Try it ->
Set the entries below down again, please. Match them exactly.

### Material for this exercise ###

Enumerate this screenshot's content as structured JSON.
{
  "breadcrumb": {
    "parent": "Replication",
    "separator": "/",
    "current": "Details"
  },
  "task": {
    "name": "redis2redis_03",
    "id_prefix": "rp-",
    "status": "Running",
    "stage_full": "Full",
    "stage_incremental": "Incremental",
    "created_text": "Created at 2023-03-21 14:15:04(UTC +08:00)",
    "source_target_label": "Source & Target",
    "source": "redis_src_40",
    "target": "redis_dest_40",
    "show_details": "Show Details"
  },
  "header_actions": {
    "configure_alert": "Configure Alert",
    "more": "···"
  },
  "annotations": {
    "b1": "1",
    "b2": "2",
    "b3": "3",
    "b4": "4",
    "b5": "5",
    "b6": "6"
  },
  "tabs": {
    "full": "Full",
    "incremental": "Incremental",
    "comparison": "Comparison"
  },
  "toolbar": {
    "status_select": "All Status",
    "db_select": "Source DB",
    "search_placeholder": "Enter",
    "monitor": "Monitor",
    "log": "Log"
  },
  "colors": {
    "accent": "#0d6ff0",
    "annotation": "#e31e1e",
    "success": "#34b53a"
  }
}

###

Response to the task ->
Enumerate this screenshot's content as structured JSON.
{
  "breadcrumb": {
    "parent": "Replication",
    "separator": "/",
    "current": "Details"
  },
  "task": {
    "name": "redis2redis_03",
    "id_prefix": "rp-",
    "status": "Running",
    "stage_full": "Full",
    "stage_incremental": "Incremental",
    "created_text": "Created at 2023-03-21 14:15:04(UTC +08:00)",
    "source_target_label": "Source & Target",
    "source": "redis_src_40",
    "target": "redis_dest_40",
    "show_details": "Show Details"
  },
  "header_actions": {
    "configure_alert": "Configure Alert",
    "more": "···"
  },
  "annotations": {
    "b1": "1",
    "b2": "2",
    "b3": "3",
    "b4": "4",
    "b5": "5",
    "b6": "6"
  },
  "tabs": {
    "full": "Full",
    "incremental": "Incremental",
    "comparison": "Comparison"
  },
  "toolbar": {
    "status_select": "All Status",
    "db_select": "Source DB",
    "search_placeholder": "Enter",
    "monitor": "Monitor",
    "log": "Log"
  },
  "colors": {
    "accent": "#0d6ff0",
    "annotation": "#e31e1e",
    "success": "#34b53a"
  }
}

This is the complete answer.